It’s super easy to get stuck inside the Pinterest bubble, where you keep seeing the same styles and types of decor over and over again. It’s always a good idea to look for inspiration in other sources entirely (art, nature, interior design, etc)! Stop looking at what everyone else is doing, and think of something completely different and unique that you can showcase.
PHOTO BY GREATER THAN PHOTOGRAPHY
9. Build connections, grow your network
One of the best parts about editorial shoots is the opportunity to network, and the wonderful relationships that can form. Take advantage of this and get to know those you are collaborating with! As we all know, the wedding industry runs on relationships and building your network is something to always be working on.
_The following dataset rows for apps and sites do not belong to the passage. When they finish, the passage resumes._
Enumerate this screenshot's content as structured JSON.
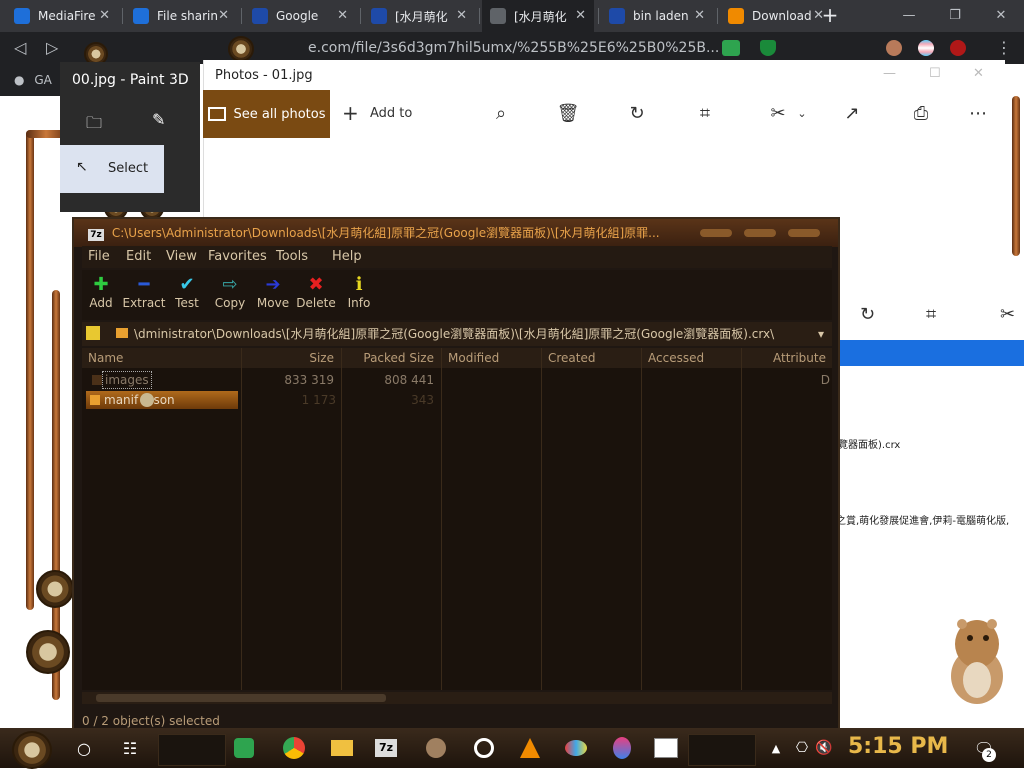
{
  "browser": {
    "tabs": [
      {
        "title": "MediaFire",
        "favicon": "mediafire-icon",
        "color": "#1e6fd9"
      },
      {
        "title": "File sharin",
        "favicon": "mediafire-icon",
        "color": "#1e6fd9"
      },
      {
        "title": "Google",
        "favicon": "mf-icon",
        "color": "#1e4aa8"
      },
      {
        "title": "[水月萌化",
        "favicon": "mf-icon",
        "color": "#1e4aa8"
      },
      {
        "title": "[水月萌化",
        "favicon": "globe-icon",
        "color": "#5f6368"
      },
      {
        "title": "bin laden",
        "favicon": "mf-icon",
        "color": "#1e4aa8"
      },
      {
        "title": "Download",
        "favicon": "vlc-icon",
        "color": "#f08a00"
      }
    ],
    "url": "e.com/file/3s6d3gm7hil5umx/%255B%25E6%25B0%25B...",
    "bookmark_label": "GA"
  },
  "paint3d": {
    "title": "00.jpg - Paint 3D",
    "select_label": "Select"
  },
  "photos": {
    "title": "Photos - 01.jpg",
    "see_all": "See all photos",
    "add_to": "Add to"
  },
  "sevenzip": {
    "title": "C:\\Users\\Administrator\\Downloads\\[水月萌化組]原罪之冠(Google瀏覽器面板)\\[水月萌化組]原罪...",
    "menu": [
      "File",
      "Edit",
      "View",
      "Favorites",
      "Tools",
      "Help"
    ],
    "toolbar": [
      {
        "label": "Add",
        "icon": "plus-icon",
        "color": "#2ecc40"
      },
      {
        "label": "Extract",
        "icon": "minus-icon",
        "color": "#2a5ad8"
      },
      {
        "label": "Test",
        "icon": "check-icon",
        "color": "#38c8e8"
      },
      {
        "label": "Copy",
        "icon": "copy-arrow-icon",
        "color": "#38a8a8"
      },
      {
        "label": "Move",
        "icon": "move-arrow-icon",
        "color": "#2a3ad8"
      },
      {
        "label": "Delete",
        "icon": "x-icon",
        "color": "#e82020"
      },
      {
        "label": "Info",
        "icon": "info-icon",
        "color": "#e8d820"
      }
    ],
    "address": "\\dministrator\\Downloads\\[水月萌化組]原罪之冠(Google瀏覽器面板)\\[水月萌化組]原罪之冠(Google瀏覽器面板).crx\\",
    "columns": [
      "Name",
      "Size",
      "Packed Size",
      "Modified",
      "Created",
      "Accessed",
      "Attribute"
    ],
    "rows": [
      {
        "name": "images",
        "size": "833 319",
        "packed": "808 441",
        "attr": "D"
      },
      {
        "name": "manif    son",
        "size": "1 173",
        "packed": "343",
        "attr": ""
      }
    ],
    "status": "0 / 2 object(s) selected"
  },
  "behind": {
    "line1": "覽器面板).crx",
    "line2": "之賞,萌化發展促進會,伊莉-電腦萌化版,"
  },
  "taskbar": {
    "clock": "5:15 PM",
    "notification_count": "2"
  }
}
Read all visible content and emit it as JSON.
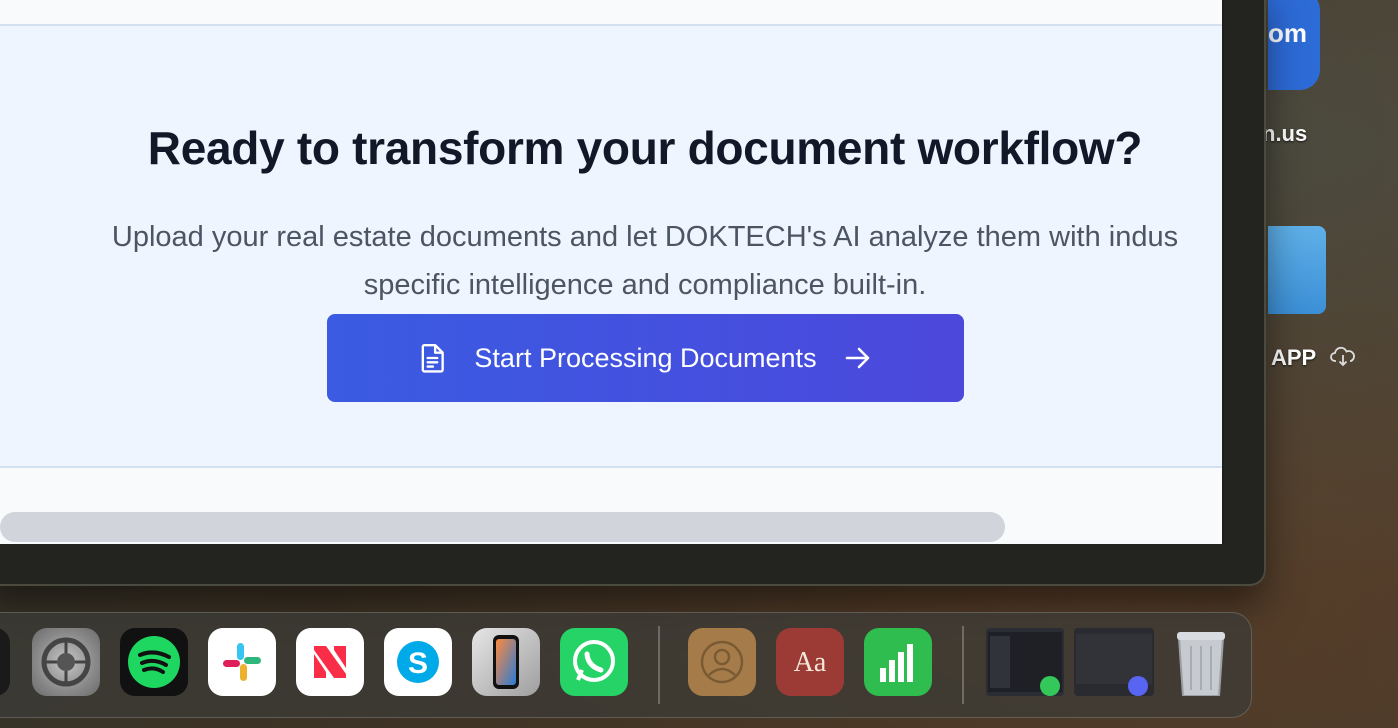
{
  "cta": {
    "heading": "Ready to transform your document workflow?",
    "description_line1": "Upload your real estate documents and let DOKTECH's AI analyze them with indus",
    "description_line2": "specific intelligence and compliance built-in.",
    "button_label": "Start Processing Documents",
    "button_icon": "document-icon",
    "button_trailing_icon": "arrow-right-icon"
  },
  "desktop": {
    "zoom_icon_text": "om",
    "zoom_label": "n.us",
    "app_label": "APP"
  },
  "dock": {
    "apps": [
      "system-settings",
      "spotify",
      "slack",
      "news",
      "skype",
      "iphone-mirroring",
      "whatsapp",
      "contacts",
      "dictionary",
      "numbers",
      "messages-window",
      "discord-window",
      "trash"
    ]
  },
  "colors": {
    "button_start": "#3a5be2",
    "button_end": "#4c48dc",
    "heading": "#111827",
    "body_text": "#4b5563",
    "cta_bg": "#eff5fe"
  }
}
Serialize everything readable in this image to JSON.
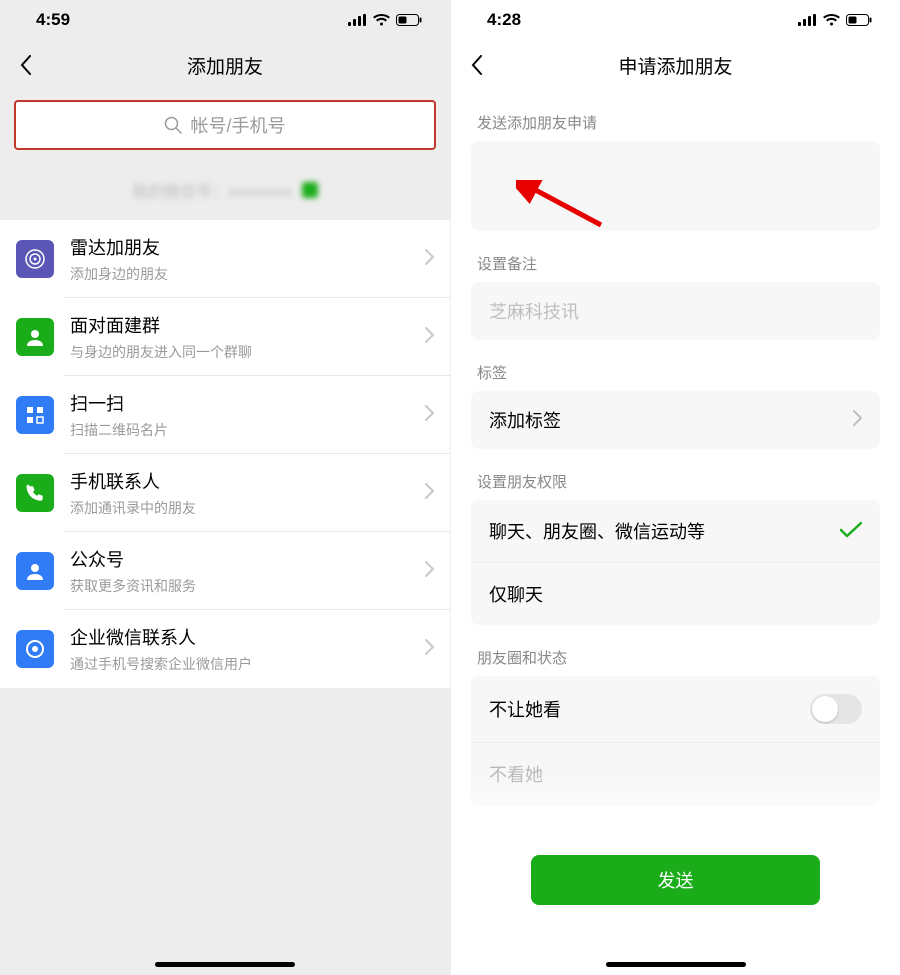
{
  "left": {
    "status_time": "4:59",
    "nav_title": "添加朋友",
    "search_placeholder": "帐号/手机号",
    "items": [
      {
        "icon": "radar",
        "color": "#5b55b5",
        "title": "雷达加朋友",
        "sub": "添加身边的朋友"
      },
      {
        "icon": "group",
        "color": "#1aad19",
        "title": "面对面建群",
        "sub": "与身边的朋友进入同一个群聊"
      },
      {
        "icon": "scan",
        "color": "#2f7cf6",
        "title": "扫一扫",
        "sub": "扫描二维码名片"
      },
      {
        "icon": "phone",
        "color": "#1aad19",
        "title": "手机联系人",
        "sub": "添加通讯录中的朋友"
      },
      {
        "icon": "official",
        "color": "#2f7cf6",
        "title": "公众号",
        "sub": "获取更多资讯和服务"
      },
      {
        "icon": "work",
        "color": "#2f7cf6",
        "title": "企业微信联系人",
        "sub": "通过手机号搜索企业微信用户"
      }
    ]
  },
  "right": {
    "status_time": "4:28",
    "nav_title": "申请添加朋友",
    "section_request": "发送添加朋友申请",
    "section_remark": "设置备注",
    "remark_placeholder": "芝麻科技讯",
    "section_tag": "标签",
    "tag_label": "添加标签",
    "section_perm": "设置朋友权限",
    "perm_full": "聊天、朋友圈、微信运动等",
    "perm_chat_only": "仅聊天",
    "section_moments": "朋友圈和状态",
    "moments_hide": "不让她看",
    "send_label": "发送"
  }
}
10. Set clear expectations
The more questions you can answer ahead of time, and the more details you can give to everyone contributing, the better. Be sure to let the creative team know when they will receive the photos, when the shoot will be submitted for publication, if there are any guidelines for posting to IG, etc. It’s also super helpful to send a complete list of all vendors along with their IG handles so everyone has it ready to go when they start sharing images.
11. Don’t get discouraged if the shoot doesn’t get picked up
Not every single shoot is going to get picked up for publication, and that’s okay. I’ve had a handful of shoots that never made it in to a blog or publication, but I certainly don’t consider it a waste! I put together my own blog posts to showcase the images, and I along with the other vendors can still use them for marketing, etc.
12. Don’t worry about what others are doing
It’s really easy to see constant reminders of what everyone else is doing and to think “Ah! I need to be planning a shoot! I need to be doing this, this and that!” Or “oh, everyone is doing shoots with this style, so I need to also…” [Not true]. Do what inspires you, when it inspires you, and don’t worry about what others are doing. (I know…. easier said than done!)
13. Hold off on posting too much on social media until the feature goes live
If the shoot does get picked up for publication (yay!), make sure everyone knows to limit posting to 1-2 sneak peek images, until after the post or magazine goes live. Once that happens, you can go crazy sharing/posting.
14. Choose publications wisely
Make sure to do plenty of research before submitting. You’ll want to make sure the style of your shoot lines up with the style of the blog or magazine you’re submitting to. Be sure to check out recent posts to see what type of content they are turning out and to know if it’s a good fit. I always recommend choosing which publications you plan to submit to before you truly begin planning the shoot.
Also, consider the benefits of submitting to local magazines/blogs versus national. While national blogs can definitely draw more eyes, local publishers might be a better fit for reaching your ideal client.
15. Create a comprehensive timeline for the day
I’ve heard it several times, that the photographer wishes they would have had more time to capture all of the details, or that they missed certain shots they were hoping to get.
Just like a wedding or any other special event, you should put together a complete timeline for the day which includes all vendor arrival times, getting ready schedule, when all of the details will be shot, setup and breakdown details, and so on.
16. Give credit where credit is due
When it’s all said and done, and it’s time to share the photos… make sure to tag and credit all vendors who participated! Nothing is worse than scrolling through IG or FB and seeing your image/cake/styling/flowers/etc and no credit in sight.
17. Don’t overdo it — it’s OKAY to say no.
One of the hardest lessons I’ve had to learn is simply that it’s okay to say no. I am a people pleaser at my core and for a long time I wanted to say yes to every single project that came my way – and if you live like that, it’s really easy to overdo it. These days, I only take on projects that align super well with my personal brand aesthetic and that represent the type of weddings and events that will attract my ideal client.
Phew, you made it! Did you find any of this useful? Do you have any other lessons you’ve learned from shoots? Leave a comment below!